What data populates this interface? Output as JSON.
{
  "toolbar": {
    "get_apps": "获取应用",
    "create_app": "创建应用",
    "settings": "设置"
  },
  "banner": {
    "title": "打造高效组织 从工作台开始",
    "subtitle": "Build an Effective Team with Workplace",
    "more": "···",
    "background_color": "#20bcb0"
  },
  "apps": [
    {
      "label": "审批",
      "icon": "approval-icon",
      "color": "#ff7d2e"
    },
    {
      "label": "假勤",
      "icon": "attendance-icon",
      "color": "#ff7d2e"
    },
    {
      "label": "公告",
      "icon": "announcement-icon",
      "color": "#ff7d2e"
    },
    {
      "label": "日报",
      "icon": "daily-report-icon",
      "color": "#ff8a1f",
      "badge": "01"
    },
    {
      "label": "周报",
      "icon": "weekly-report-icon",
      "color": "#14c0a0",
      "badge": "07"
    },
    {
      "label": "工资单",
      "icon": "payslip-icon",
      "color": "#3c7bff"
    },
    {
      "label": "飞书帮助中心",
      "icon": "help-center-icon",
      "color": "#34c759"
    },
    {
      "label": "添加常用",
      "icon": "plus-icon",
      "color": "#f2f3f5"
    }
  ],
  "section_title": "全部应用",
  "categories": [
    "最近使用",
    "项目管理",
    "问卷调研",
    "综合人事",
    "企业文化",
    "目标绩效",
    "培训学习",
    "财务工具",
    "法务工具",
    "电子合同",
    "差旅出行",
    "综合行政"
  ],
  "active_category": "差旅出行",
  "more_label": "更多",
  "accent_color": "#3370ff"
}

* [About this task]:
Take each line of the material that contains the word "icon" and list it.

* [Answer to this exercise]:
      "icon": "approval-icon",
      "icon": "attendance-icon",
      "icon": "announcement-icon",
      "icon": "daily-report-icon",
      "icon": "weekly-report-icon",
      "icon": "payslip-icon",
      "icon": "help-center-icon",
      "icon": "plus-icon",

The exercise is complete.